*WORK INSTRUCTION:* Pick every line with "JSON" from the material below.

- - -

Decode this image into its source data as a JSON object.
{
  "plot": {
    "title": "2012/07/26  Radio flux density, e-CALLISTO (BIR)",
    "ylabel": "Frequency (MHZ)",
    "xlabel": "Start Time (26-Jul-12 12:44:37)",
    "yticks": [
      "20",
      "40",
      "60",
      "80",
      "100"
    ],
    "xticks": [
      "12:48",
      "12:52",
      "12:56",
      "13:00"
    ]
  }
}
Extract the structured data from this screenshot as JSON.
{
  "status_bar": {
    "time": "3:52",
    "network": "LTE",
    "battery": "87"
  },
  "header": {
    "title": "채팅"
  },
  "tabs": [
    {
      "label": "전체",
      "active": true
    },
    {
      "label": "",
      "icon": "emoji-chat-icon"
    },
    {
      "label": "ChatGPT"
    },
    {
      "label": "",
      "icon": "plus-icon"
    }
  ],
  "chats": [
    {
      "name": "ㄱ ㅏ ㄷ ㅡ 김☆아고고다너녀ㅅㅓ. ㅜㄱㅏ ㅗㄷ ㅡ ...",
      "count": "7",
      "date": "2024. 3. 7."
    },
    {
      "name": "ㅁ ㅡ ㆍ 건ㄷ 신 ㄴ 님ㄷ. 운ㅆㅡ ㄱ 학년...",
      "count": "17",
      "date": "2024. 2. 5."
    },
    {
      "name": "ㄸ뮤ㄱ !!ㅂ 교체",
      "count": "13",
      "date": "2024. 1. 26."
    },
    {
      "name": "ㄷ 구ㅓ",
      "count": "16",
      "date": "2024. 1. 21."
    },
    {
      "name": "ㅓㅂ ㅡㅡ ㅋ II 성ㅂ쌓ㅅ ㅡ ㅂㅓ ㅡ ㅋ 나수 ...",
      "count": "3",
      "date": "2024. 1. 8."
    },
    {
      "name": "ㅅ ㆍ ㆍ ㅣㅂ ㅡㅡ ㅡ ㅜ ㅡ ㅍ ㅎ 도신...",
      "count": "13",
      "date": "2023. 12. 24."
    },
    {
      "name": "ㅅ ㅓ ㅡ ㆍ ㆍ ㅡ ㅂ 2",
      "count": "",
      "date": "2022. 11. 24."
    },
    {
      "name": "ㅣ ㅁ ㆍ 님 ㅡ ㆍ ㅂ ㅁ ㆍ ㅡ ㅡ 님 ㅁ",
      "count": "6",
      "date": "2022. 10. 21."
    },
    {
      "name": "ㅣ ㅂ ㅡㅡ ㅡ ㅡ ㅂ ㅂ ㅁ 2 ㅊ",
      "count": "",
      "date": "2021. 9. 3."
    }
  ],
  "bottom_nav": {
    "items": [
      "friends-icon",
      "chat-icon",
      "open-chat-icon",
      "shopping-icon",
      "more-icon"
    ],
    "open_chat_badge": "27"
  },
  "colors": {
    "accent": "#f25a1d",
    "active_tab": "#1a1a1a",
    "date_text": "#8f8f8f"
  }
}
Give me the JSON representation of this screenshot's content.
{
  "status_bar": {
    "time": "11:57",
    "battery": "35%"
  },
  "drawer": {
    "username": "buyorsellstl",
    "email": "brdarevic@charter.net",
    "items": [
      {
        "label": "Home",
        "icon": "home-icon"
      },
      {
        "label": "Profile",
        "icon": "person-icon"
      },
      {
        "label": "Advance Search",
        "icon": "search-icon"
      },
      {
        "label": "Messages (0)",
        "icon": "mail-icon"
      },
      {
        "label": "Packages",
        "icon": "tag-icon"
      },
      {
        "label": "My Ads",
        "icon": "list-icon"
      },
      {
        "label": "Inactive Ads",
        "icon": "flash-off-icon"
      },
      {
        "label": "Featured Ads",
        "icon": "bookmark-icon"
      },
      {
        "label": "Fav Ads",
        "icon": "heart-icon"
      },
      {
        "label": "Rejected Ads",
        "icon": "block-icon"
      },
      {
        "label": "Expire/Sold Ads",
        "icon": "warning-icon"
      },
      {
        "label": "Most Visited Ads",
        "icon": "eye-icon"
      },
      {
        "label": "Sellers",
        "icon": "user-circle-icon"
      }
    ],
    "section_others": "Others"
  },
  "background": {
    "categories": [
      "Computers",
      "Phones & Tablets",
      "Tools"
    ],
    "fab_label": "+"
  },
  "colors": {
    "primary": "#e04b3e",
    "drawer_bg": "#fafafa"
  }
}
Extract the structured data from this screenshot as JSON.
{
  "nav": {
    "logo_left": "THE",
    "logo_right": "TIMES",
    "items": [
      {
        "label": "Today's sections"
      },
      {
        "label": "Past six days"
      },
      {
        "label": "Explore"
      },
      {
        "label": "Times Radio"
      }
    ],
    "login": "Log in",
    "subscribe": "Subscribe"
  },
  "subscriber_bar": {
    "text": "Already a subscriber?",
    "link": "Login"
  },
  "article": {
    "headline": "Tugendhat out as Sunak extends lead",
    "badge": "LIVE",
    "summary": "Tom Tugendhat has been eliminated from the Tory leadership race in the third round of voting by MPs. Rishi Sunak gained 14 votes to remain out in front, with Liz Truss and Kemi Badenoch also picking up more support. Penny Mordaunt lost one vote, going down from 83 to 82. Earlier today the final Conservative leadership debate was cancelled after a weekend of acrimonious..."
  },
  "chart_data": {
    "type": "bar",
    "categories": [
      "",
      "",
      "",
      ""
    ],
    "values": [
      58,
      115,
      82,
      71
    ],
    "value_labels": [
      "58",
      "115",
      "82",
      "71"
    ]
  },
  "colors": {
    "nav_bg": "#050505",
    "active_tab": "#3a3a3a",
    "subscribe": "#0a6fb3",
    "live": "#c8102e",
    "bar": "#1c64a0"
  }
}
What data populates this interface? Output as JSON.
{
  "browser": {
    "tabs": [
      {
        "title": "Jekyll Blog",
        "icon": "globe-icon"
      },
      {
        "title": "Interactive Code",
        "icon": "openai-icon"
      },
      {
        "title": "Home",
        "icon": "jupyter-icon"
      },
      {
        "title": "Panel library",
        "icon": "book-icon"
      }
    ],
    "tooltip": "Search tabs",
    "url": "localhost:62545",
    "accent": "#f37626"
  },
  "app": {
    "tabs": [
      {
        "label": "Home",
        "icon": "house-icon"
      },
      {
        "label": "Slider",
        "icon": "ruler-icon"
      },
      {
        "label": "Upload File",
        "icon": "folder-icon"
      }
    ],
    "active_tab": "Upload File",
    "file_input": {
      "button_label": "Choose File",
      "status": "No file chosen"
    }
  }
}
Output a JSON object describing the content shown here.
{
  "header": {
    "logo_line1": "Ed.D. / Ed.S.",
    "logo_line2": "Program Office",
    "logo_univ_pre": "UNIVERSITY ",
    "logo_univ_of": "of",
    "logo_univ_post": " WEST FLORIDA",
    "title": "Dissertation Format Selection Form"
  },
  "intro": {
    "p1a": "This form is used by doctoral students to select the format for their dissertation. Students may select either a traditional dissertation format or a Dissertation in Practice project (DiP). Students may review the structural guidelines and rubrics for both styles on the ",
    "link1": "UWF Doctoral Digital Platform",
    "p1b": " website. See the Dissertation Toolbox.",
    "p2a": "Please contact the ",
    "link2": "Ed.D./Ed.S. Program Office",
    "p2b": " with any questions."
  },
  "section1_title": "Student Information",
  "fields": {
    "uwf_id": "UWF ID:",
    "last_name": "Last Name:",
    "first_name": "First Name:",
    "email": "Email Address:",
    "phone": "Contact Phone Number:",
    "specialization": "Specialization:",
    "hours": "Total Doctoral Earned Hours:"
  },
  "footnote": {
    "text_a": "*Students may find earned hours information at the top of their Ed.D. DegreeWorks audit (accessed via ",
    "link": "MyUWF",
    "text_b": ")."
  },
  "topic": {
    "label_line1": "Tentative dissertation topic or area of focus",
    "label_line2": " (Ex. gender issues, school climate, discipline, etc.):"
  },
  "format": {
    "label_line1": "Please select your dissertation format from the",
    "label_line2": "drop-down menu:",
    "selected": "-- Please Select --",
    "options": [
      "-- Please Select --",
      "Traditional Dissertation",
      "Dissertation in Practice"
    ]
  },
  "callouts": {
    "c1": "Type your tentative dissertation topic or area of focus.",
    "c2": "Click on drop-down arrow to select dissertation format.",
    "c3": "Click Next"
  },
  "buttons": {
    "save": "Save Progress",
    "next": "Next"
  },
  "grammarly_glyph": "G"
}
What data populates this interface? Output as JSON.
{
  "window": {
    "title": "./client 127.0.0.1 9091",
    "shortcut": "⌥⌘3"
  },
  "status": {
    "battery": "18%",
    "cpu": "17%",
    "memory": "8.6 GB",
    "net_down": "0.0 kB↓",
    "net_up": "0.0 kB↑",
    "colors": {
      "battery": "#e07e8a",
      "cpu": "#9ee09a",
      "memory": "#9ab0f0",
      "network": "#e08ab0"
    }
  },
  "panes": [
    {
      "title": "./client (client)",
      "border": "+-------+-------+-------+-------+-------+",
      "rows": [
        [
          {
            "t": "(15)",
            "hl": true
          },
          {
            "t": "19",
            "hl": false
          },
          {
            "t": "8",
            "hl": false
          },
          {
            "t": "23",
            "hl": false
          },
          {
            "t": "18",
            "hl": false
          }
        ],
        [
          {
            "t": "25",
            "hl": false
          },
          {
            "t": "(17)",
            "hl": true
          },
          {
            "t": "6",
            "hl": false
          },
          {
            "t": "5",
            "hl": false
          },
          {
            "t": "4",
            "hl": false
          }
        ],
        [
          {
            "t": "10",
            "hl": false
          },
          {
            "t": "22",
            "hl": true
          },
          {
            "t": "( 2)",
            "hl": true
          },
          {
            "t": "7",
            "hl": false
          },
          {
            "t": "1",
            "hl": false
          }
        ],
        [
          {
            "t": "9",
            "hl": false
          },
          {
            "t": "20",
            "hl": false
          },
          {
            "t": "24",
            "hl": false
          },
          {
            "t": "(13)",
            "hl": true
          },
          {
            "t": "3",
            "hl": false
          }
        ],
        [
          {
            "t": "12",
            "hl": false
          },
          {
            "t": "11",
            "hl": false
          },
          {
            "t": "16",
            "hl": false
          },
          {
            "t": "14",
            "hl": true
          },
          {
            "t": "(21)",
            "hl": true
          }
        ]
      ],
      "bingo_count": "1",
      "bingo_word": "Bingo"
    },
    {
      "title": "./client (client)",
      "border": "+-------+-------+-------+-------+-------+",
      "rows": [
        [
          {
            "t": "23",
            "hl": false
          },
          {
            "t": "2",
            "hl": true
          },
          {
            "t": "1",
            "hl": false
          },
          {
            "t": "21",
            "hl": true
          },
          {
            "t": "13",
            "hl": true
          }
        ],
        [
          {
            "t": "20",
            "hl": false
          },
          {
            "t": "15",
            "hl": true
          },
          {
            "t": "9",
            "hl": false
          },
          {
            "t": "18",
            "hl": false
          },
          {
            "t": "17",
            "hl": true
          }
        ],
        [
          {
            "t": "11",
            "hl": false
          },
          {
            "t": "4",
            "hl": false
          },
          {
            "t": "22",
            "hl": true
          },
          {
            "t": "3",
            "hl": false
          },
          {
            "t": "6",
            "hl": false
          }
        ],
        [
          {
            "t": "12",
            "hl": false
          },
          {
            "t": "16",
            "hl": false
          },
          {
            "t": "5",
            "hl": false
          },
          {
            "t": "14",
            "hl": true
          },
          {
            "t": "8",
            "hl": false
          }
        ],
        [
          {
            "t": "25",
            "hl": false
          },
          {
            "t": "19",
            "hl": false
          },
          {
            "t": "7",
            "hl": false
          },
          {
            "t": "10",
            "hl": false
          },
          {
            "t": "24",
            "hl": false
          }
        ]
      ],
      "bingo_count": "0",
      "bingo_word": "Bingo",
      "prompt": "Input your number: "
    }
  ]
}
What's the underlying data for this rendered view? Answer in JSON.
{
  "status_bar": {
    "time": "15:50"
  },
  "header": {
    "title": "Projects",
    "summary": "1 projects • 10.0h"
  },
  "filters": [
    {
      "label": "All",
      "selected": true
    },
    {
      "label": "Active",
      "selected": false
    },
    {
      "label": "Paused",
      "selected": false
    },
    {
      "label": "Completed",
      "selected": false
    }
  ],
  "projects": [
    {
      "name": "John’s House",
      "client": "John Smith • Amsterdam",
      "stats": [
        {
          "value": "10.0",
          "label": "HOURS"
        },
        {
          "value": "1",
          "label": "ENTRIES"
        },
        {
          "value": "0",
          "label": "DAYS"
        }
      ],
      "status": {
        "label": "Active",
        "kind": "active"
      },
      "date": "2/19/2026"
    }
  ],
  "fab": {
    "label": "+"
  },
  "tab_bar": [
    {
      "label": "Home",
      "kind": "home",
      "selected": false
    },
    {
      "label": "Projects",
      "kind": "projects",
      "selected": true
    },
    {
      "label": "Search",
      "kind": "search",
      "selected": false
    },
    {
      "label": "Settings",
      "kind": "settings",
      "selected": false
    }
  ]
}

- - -

*TASK ANSWER:*
Decode this image into its source data as a JSON object.
Extract the structured data from this screenshot as JSON.
Give me the JSON representation of this screenshot's content.
Extract the structured data from this screenshot as JSON.
What data populates this interface? Output as JSON.
Output a JSON object describing the content shown here.
What data populates this interface? Output as JSON.
What's the underlying data for this rendered view? Answer in JSON.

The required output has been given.